In the 2015 elections, Israel’s four main Arab parties: Balad, Hadash, Ta’al, and United Arab List combined to form a single ticket, the Joint List. These parties represent various different ideologies such as communism, Islamism, secularist Arab nationalism, and overall anti-zionism and non-zionism. The result of this unification was remarkable: 82% of the Palestinian-Israelis who voted did so for the Joint List resulting in the Joint List attaining an unprecedented 13 Knesset seats, making them the third largest bloc after Labor. However, to a voter, parliamentary seats are only as good as they are used to represent their interests. One of the consequences of the combined ticket was a greater focus being given to navigating the ideological and structural conflicts of the different parties within the caucus. Many Palestinian Israelis perceived this as coming at the expense of effectively representing them and their interests in knesset. Indeed Yousef Jabareen who was elected to Knesset as part of the Joint List explained, “We did not bother to stay in touch with our constituency,” he admits. “We were too preoccupied with the internal issues of the Joint List and therefore did not deliver enough or failed to answer the high expectations of the Joint List” (i24). This has had the effect of dissuading Palestinian Israelis from regarding the Knesset as a worthwhile means of affecting change.
Additionally, for this election, the four parties making up the Joint-List dissolved into two blocs, Hadash-Ta’al and United Arab List-Balad. The former is secular and relatively moderate (with regards to Palestinian nationalism, Hadash is a communist party) and the later places a larger focus on Islamism and Palestinian nationalism (Haaretz). While Hadash-Ta’al is expected to pass the minimum electoral threshold of 3.25% of the vote (4 seats), polls show United Arab List-Balad on the edge (Haaretz).

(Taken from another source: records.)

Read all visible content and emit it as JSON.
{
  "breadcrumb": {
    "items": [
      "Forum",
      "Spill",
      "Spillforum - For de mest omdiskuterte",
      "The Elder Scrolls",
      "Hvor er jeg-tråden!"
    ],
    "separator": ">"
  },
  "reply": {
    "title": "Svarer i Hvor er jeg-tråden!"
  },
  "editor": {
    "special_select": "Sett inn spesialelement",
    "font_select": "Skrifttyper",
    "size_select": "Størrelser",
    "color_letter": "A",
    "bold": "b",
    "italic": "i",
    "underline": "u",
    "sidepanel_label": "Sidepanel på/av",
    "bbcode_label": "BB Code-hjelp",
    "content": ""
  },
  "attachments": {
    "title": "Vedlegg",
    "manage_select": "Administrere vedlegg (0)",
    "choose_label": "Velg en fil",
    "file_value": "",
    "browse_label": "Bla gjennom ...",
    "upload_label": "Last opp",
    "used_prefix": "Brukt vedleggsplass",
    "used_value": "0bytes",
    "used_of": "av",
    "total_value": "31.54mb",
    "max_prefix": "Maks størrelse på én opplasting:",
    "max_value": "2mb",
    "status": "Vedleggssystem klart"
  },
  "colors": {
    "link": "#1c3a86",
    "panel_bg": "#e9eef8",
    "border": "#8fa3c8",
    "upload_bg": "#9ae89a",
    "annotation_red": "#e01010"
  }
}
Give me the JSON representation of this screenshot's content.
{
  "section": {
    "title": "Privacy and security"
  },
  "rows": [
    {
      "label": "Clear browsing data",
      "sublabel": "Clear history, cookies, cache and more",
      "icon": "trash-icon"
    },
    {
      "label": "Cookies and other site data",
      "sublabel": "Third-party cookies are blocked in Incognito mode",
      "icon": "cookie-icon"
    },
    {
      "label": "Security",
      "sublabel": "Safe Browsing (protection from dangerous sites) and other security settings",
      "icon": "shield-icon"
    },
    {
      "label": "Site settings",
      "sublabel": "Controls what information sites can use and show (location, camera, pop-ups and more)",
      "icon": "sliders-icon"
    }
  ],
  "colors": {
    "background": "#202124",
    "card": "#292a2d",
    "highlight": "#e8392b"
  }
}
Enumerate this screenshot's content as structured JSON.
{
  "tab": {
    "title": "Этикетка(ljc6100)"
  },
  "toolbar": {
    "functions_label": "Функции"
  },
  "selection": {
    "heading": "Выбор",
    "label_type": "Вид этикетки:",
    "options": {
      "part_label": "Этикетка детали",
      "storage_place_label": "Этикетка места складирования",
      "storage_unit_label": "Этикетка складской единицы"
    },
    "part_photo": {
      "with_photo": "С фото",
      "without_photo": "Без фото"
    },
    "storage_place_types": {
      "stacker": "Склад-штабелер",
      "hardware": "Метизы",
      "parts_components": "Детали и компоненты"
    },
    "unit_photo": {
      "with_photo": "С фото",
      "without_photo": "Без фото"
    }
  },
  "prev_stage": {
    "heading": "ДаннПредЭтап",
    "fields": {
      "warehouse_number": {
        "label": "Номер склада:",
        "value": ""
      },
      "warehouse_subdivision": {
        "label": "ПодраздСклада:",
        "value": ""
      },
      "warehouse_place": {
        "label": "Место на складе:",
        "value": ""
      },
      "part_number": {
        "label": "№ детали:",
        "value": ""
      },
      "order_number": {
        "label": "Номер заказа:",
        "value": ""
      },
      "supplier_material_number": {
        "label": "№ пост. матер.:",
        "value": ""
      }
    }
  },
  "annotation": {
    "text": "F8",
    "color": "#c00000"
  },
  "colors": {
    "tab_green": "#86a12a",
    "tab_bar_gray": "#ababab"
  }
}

Many Palestinian Israelis have based their decision to boycott not on apathy or a sense of despair, but rather as a matter of practicality. Some regard attention being given to an ultimately ineffectual knesset as being wasted on more productive grassroots “popular struggles” (+972). Others regard voting in Israeli elections and the existence of Arab parties in an Israeli government as legitimizing the oppressive colonial state and undermining decolonization efforts by Palestinian Israelis. According to a post by the Popular Campaign to Boycott the Elections of the Zionist Knesset, “Arab political parties are engaging in Israel’s colonial system and are undermining the real basis for liberation from colonialism, through the development of an alternative that involves all political, social, and economic tools” (+972)
On the other hand, many prominent figures in the Palestinian Israeli community have called for Palestinians to vote. Tamer Nafar in his song released days before the election “Tamer Must Vote,” urges Palestinian citizens of Israel to regard voting not as a recognition of the legitimacy of the state, but as means to make their voice better heard. “It doesn’t make sense for me to give up a tool when I hardly have any tools” he says in the song (Youtube.com; AP News).